From the entries underneath, give the number of lines holding the word "icon", without any other words.

◇ ◇ ◇ ◇

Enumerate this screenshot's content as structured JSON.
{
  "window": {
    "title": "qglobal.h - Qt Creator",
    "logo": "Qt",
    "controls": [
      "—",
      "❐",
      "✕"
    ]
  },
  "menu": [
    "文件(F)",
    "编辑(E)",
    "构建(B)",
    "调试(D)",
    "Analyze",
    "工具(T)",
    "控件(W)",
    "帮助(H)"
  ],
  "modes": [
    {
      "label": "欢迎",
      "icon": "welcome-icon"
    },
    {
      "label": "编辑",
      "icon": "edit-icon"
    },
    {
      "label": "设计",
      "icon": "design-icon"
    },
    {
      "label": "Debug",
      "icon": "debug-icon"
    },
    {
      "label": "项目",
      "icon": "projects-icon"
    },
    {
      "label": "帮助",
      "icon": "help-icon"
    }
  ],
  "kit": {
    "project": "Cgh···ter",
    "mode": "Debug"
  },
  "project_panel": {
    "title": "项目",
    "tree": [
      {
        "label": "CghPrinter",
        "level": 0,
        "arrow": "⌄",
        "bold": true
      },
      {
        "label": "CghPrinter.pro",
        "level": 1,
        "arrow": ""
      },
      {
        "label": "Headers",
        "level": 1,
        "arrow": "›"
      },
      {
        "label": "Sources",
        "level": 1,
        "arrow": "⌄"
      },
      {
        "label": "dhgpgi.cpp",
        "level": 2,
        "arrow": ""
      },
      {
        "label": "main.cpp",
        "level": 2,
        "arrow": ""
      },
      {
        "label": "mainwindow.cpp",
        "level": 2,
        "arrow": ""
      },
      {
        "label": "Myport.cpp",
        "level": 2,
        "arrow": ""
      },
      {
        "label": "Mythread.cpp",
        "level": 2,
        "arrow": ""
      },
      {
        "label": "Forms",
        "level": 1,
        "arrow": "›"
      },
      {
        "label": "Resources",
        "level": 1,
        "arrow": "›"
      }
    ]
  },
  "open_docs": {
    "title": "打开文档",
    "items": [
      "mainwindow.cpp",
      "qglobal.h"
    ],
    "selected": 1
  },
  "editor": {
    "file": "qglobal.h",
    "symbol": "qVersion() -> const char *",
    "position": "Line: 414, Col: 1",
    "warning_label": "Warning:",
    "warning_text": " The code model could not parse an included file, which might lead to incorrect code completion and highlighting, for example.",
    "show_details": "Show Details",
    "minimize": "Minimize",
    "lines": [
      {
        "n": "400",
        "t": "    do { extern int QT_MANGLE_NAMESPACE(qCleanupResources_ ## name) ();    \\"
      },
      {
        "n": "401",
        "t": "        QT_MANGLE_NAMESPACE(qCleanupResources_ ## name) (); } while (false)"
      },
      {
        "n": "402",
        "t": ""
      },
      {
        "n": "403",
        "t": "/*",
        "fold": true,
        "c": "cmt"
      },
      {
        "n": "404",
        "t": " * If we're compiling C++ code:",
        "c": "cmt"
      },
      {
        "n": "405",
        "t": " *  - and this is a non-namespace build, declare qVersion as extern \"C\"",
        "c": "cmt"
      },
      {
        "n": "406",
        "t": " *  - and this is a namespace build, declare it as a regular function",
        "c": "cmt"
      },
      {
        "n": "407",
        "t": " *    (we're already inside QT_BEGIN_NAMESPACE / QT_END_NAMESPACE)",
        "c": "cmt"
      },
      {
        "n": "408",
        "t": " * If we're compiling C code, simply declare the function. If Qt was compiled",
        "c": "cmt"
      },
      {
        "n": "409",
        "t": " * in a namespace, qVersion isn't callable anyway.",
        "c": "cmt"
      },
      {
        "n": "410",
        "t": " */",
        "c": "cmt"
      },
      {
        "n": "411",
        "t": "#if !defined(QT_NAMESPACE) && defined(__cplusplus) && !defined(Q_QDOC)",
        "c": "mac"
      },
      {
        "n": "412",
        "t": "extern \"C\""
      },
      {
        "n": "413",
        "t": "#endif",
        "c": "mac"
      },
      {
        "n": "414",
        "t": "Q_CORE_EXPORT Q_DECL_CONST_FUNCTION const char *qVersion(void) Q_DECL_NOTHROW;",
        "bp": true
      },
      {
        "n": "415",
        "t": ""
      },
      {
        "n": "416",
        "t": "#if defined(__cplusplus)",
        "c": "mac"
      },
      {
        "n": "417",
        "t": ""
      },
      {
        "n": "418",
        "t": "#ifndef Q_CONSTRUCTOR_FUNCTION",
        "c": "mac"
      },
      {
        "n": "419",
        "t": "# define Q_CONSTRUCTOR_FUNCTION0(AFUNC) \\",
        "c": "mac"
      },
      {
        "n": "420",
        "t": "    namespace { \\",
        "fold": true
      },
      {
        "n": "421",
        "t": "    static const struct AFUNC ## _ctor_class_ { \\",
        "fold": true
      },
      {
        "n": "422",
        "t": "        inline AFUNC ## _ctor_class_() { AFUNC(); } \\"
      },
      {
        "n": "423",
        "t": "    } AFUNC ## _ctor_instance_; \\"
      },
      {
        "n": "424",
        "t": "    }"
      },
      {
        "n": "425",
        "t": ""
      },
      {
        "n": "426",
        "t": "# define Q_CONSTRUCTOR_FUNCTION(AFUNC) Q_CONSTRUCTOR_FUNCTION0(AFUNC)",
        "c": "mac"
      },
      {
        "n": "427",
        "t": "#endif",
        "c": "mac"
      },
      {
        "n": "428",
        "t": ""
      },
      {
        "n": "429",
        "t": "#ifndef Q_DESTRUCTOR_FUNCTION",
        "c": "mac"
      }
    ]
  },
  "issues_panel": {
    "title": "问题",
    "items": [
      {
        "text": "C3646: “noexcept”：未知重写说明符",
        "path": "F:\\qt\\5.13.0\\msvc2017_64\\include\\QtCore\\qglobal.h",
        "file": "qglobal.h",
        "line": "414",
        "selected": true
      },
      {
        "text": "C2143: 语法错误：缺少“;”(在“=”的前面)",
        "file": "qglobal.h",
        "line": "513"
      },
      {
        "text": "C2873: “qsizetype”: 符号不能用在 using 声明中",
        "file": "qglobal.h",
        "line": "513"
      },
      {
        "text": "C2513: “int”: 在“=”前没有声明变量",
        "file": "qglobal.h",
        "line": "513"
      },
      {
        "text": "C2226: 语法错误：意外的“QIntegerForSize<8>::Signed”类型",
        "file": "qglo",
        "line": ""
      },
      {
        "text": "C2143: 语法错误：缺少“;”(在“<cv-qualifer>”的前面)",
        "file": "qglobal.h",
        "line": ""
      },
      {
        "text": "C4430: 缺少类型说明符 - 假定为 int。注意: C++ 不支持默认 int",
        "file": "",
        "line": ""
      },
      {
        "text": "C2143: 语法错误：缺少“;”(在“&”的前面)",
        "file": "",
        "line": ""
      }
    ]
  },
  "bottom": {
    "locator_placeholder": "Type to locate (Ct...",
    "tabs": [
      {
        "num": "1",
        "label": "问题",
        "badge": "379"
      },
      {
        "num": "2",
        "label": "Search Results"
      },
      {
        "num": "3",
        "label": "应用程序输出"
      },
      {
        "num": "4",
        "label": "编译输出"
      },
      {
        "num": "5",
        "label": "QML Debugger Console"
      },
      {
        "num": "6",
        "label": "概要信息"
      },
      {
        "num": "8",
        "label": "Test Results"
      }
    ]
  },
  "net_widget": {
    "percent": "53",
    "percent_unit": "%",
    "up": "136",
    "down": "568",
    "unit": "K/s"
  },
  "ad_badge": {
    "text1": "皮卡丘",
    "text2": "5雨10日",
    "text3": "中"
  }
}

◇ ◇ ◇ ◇

● FINISHED EXERCISE: 6